The retail space, which is being designed by Elkus-Manfredi and SBLM, could hold one tenant or several. Plans have not yet been finalized for the hotel, because GHC is still searching for an operator or joint venture partner.
Despite rising retail vacancies Downtown and a struggling retail market across Manhattan, Fried remains confident that his building will succeed. The area’s growing residential population and increasingly diverse kinds of office tenants give him hope.
“It’s not your father’s or grandfather’s Wall Street where it’s 9 to 5, finance, real estate, insurance,” he said. “There are people active on the street till the wee hours of the morning.”
He also said that they expect to draw tourists coming from the World Trade Center and the National September 11 Memorial & Museum a block away. Even with these potential pulls the hotel will face steep competition. Roughly 135 hotel projects are planned or under construction citywide. And in the Financial District alone, 12 hotel projects with 1,917 rooms are under construction or in planning stages, according to hotel data research firm STR.
GHC is finalizing a $65 million construction plan for the historic property, with the help of real estate investment firm Clarion Partners. Clarion took a 70 percent stake in the project in 2015, buying out Fried’s previous partner in a deal valued at $150 million, according to public records.

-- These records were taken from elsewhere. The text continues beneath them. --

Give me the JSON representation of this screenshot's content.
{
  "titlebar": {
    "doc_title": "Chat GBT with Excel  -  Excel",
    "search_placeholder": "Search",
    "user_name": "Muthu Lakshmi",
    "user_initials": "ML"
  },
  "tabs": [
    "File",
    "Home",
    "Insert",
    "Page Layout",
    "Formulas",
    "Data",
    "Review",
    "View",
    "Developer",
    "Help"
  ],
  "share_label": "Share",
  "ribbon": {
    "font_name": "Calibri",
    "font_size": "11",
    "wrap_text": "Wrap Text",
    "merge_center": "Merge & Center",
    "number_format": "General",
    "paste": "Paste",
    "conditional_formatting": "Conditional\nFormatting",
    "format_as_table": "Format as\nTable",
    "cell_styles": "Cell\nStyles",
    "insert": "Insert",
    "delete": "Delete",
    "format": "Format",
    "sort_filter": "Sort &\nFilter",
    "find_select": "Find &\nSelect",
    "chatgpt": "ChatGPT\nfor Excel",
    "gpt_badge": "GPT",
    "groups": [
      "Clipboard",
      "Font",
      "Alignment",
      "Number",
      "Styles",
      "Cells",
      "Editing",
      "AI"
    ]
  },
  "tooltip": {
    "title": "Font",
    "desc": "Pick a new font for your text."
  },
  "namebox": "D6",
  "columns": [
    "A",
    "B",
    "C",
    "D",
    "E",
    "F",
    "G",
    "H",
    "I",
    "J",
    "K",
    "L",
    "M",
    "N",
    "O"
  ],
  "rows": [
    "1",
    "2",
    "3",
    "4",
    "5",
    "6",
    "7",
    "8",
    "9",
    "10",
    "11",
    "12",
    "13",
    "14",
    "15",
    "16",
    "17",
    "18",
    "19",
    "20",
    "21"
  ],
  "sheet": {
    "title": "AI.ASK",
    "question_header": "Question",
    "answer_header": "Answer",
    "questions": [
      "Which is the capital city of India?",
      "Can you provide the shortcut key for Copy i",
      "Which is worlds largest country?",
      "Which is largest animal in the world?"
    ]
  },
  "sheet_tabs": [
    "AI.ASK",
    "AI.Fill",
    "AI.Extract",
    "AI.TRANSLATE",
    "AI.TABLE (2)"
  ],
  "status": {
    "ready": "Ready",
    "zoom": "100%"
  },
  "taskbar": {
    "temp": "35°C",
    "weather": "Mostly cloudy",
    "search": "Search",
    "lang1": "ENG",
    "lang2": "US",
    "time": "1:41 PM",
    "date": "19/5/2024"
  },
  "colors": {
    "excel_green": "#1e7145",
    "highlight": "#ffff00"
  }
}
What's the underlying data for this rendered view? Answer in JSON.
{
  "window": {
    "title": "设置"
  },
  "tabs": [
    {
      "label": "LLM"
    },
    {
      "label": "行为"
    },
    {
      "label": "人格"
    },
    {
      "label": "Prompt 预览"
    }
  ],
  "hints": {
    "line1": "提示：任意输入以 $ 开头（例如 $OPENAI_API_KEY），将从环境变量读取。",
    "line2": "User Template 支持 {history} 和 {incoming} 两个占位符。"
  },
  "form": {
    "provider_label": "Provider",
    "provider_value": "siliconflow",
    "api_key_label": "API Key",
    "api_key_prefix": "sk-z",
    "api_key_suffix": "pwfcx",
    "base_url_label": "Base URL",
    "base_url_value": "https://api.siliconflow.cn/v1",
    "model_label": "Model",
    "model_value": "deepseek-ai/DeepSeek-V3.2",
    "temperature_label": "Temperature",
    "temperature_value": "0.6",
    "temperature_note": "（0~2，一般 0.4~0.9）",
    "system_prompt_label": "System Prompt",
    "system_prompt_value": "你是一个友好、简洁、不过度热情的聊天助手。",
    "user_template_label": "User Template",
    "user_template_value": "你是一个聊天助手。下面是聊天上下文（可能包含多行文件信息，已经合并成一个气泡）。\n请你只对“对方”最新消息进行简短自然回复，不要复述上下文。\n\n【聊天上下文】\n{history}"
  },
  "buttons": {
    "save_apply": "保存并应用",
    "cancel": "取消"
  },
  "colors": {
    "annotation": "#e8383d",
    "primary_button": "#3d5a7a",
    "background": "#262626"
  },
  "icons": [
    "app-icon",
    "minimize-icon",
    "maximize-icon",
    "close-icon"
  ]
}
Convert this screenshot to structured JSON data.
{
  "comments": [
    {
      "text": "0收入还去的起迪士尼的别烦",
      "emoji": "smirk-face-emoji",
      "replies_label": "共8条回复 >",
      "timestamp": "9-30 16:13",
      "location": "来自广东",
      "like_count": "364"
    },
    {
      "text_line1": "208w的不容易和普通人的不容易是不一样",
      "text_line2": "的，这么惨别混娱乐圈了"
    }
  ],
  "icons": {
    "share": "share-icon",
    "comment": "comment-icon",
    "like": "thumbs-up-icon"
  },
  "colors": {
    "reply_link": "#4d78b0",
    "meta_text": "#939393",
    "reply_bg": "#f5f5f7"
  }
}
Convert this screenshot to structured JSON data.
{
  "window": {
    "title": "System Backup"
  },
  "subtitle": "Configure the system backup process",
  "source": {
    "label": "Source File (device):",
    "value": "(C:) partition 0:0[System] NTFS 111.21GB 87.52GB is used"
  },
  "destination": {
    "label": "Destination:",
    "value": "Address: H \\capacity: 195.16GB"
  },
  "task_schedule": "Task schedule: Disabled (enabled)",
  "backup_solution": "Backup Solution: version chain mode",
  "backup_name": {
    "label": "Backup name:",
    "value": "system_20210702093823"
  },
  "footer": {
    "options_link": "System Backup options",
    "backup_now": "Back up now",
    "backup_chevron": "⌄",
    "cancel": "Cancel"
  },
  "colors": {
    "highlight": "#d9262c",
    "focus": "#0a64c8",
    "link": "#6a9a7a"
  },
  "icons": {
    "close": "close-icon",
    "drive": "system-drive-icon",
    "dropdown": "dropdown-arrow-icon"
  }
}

The deal with Clarion came together because Frank Sullivan, one of the firm’s founding partners, was Fried’s college mentor. Sullivan, a former real estate finance professor at NYU, taught Fried in the early 1990s. The pair kept in touch, and Fried ultimately brought on Clarion as an investor in the Stock Exchange at Sullivan’s urging.
“He has what I call a nose for real estate,” Sullivan said. “He can suss out, see and understand and figure out whether a transaction is worth pursuing. My faith in him is not quite boundless, but he has an extraordinarily good track record of saying I want to do this deal and here’s how we’re going to make money.”
Jonathan Mechanic, a partner at law firm Fried Frank who handled the purchase of the Stock Exchange and the joint venture with Clarion, agreed, having known Fried for more than 20 years. He described the developer as creative and loyal, adding that the transactions have been savvy. “He negotiated with sophisticated people in Witkoff and Fisher. He did a deal that was very good for him and them, because they turned around and sold it to someone else.”
But Fried’s world doesn’t revolve exclusively around real estate. In his spare time, the Upper West Side resident, who declined ot provide his age cooks, plays tennis and basketball, and travels extensively. In 2017, he found his way to Rio de Janeiro, Sao Paolo, Cartagena, Medellin, Panama, Israel and Turkey. He feels like he’s built his life and business around the values his parents taught him—hard work, integrity, frugality and follow-through.
That ethos even carries over to the name of his company. “GHC stands for three very essential elements that one needs to be successful in any real estate deal,” he said. “It stands for G, for ‘gezunt,’ which means health [in Yiddish], H, which stands for ‘hatzlacha’, which means luck, and C, which stands for chutzpah, which you need always in real estate. So you need health, luck and chutzpah.”